Publication: Monitor Volume: 6 Issue: 38

Ukrainian President Leonid Kuchma may have gone too far in his move to weaken political opposition in the legislature through a constitutional referendum scheduled for April 16 (see the Monitor, January 21). Both domestic and foreign legal experts are pointing out that it is unclear how a second chamber in a bicameral legislature will be formed, how the number of MPs can be slashed from 450 to 300 without dissolving the parliament (Verkhovna Rada) altogether, and how the proposed constitutional amendments will be introduced if the Rada is disbanded. The formula which allows the president to dissolve parliament if it fails to form a majority looks dubious at best. The notion of amending the constitution by plebiscite is even shakier.

Doubts about the constitutionality of the referendum were expressed both in a U.S. Embassy statement on January 29, and by a Parliamentary Assembly of Council of Europe (PACE) letter to Kuchma on January 31. The PACE letter–written by its president Lord Russell-Johnston–was apparently unexpected and unwanted. The Ukrainian Foreign Affairs Ministry at first and publicly even denied its existence. The letter, however, was only one of the developments about which rapporteurs of the PACE Monitoring Committee, who were in Kyiv on February 17-18 to study the legal side of the referendum, expressed concern. They tried to persuade Kuchma to suspend referendum preparations until the Venice Commission–the Council of Europe’s legal advisory body–passes a verdict on the referendum’s constitutionality, which they’re scheduled to do in early April. Kuchma refused, arguing first that only the referendum can make parliament function “properly.” This argument is a thin one, because a pro-Kuchma majority in parliament has already been formed. Kuchma’s second basis for refusal was that he cannot disregard “the people’s will”–referring to the 3 million signatures collected in support of the referendum. Ukraine’s Central Electoral Commission, however, has reportedly failed to produce the signature lists when asked to do so by PACE envoys, which raises even more doubts about the legality of the whole affair.

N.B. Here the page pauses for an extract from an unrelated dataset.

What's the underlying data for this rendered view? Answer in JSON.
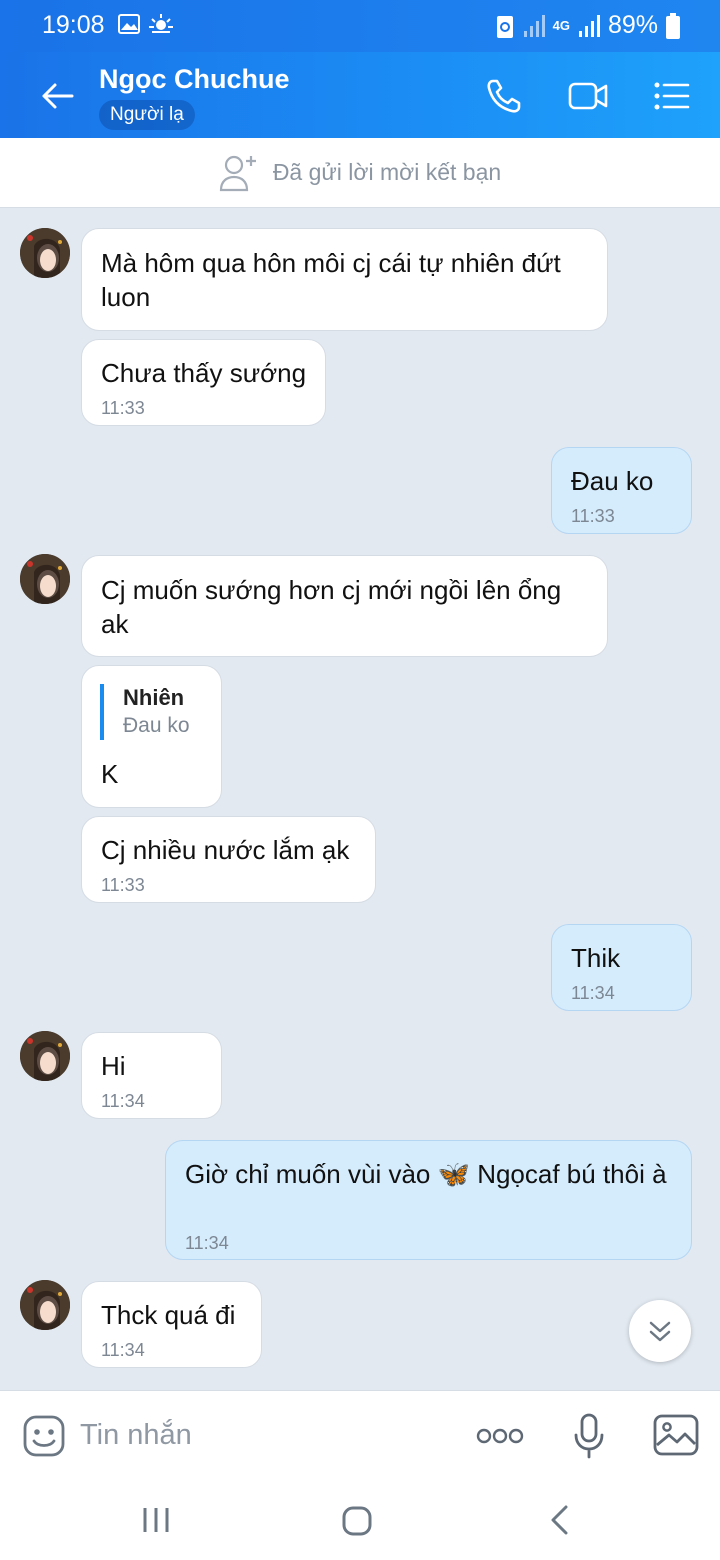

The referendum is unconditionally supported by only one political force–oligarch Oleksandr Volkov’s Democratic Union, which collected those signatures. Volkov, a long-time Kuchma aide, argues that the current Rada majority is merely a “situational” one, having emerged under threat of parliamentary dissolution. As such, he says, it is not viable. All other major political forces, left and right alike, have so far expressed either reservations or open disapproval of the referendum. The Rada–which showed its teeth to Kuchma by slashing the expenditure earmarked for the referendum by 40 percent in the 2000 state budget approved last week–obviously fears its looming dissolution. It would seem that such concerns are not altogether fanciful. A referendum as proposed by Kuchma could pave the way for an autocratic rule–Kuchma’s own perhaps–in Ukraine.

Significantly, the PACE envoys in Kyiv recalled Belarusan President Alyaksandr Lukashenka’s rejection of the Venice Commission’s verdict on the illegitimacy of the infamous Belarusan referendum of 1996, in which Lukashenka “won” over the parliament and democracy. Kuchma hardly harbors dictatorial ambitions, but he is in a tight corner. Canceling the referendum would equate both to admitting a blunder and to yielding political initiative to the opposition. Much will now depend on the ruling by Ukraine’s Constitutional Court on the referendum, which is expected by early March. (UNIAN, January 29, February 17, 18; DINAU, February 8; Fakty i kommentarii, February 10; Holos Ukrainy, February 11; Ukraina Moloda, February 18; Vechirny Kyiv, February 19)